On the plus side, it was an unusually clear day and we were able to see the snow-capped Andes mountains in the distance, a comparatively rare sight despite the city being ringed by peaks. The blue of Chile’s flag is said to represent the sky “except in Santiago”, where smog and haze usually turns things grey and obscures the mountains even though they are only a few kilometres away.
Chilean cuisine is as cosmopolitan and varied as Santiago’s people. On the one hand, you have beautiful Cazuela soups, which are rich, nutritious and healthy. Corn is used in lots of meals, as is rice. On the other hand, you have what can only be described as a tower of cholesterol. Take one plate full of fries and put a layer of chorizo on top. Put a layer of beef on top of that and then, because too much is never enough, put half a loaf of melted cheese on toast on top of that. Garnish with two quartered eggs and serve with a defibrillator on standby. You’ll obviously want to polish that off with a hot-dog, fully loaded. Like Brazil, they seem to be in love with meat. It’s kind of like the nation’s Jamie, Delia or Nigella went to Denny’s and then taught the whole country how to do it.
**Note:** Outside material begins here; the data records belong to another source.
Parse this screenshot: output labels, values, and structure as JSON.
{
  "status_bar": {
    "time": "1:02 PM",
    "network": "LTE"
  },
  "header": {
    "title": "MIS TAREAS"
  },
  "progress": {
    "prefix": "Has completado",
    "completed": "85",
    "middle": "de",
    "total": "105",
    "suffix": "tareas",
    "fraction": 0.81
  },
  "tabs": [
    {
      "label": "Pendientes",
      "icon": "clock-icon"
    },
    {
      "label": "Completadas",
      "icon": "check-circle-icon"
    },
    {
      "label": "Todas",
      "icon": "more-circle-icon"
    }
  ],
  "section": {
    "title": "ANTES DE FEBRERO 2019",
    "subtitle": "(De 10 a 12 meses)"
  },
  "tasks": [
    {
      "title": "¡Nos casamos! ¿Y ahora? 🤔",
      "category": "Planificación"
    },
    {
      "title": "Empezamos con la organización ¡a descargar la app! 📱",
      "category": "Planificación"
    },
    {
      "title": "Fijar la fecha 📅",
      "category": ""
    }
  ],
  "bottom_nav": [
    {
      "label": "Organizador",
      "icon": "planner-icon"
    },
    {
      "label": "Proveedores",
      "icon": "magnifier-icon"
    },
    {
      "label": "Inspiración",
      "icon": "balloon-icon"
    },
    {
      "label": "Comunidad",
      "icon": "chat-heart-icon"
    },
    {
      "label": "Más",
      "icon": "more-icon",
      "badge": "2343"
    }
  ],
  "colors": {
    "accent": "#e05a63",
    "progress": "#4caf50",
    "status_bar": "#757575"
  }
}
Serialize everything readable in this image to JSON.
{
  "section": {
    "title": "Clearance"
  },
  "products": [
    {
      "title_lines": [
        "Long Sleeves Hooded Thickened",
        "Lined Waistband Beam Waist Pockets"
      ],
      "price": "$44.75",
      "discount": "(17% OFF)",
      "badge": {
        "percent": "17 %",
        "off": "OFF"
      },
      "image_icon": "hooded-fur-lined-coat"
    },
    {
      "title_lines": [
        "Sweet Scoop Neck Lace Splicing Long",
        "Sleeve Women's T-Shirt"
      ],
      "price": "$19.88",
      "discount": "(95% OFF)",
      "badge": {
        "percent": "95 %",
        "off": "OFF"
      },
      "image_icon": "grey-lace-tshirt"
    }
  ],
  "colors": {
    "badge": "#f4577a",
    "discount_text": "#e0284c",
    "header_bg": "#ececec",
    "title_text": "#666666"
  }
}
Strange as the food is, the cafe culture is stranger. Starbucks might have the monopoly around the world, but you’re nowhere in Chile unless you serve Coffee With Legs. It’s not particularly easy to make coffee interesting, especially when it’s as bad as Chilean coffee. How then do you sell a disgusting brown stew to already stressed business people who really could do without the caffeine? Why, the same way you sell everything; by having sexy women in mini skirts pour your coffee and flirt with you. This had been an enduring and profitable enterprise since the 1960s, until a disruptive newcomer entered the business a few years ago. In a feat of marketing genius so obvious you wonder why it took 30 years – then again, see above – this new enterprise entices customers by having sexy women in bikinis pour your coffee and flirt with you. Clearly this is an arms (and legs) race that can only end in one place. How then does this new enterprise stop competitors from one-upping them (so to speak)? With the inevitable Happy Minute. Not to be confused with a Happy Meal, though possibly equally satisfying, Happy Minutes are announced at random throughout the day by the manager. At the sounding of the bell, the customers are locked in and the lovely ladies… dispense with the formalities. On tables. Tinted glass prevents prying eyes and children are not allowed on the premises, and with thumping house music and disco lights, these places are more like nightclubs than your typical Caffe Nero. You might expect that men would sit inside all day drinking cup after cup of coffee in the hopes of seeing the promised land. You would be right.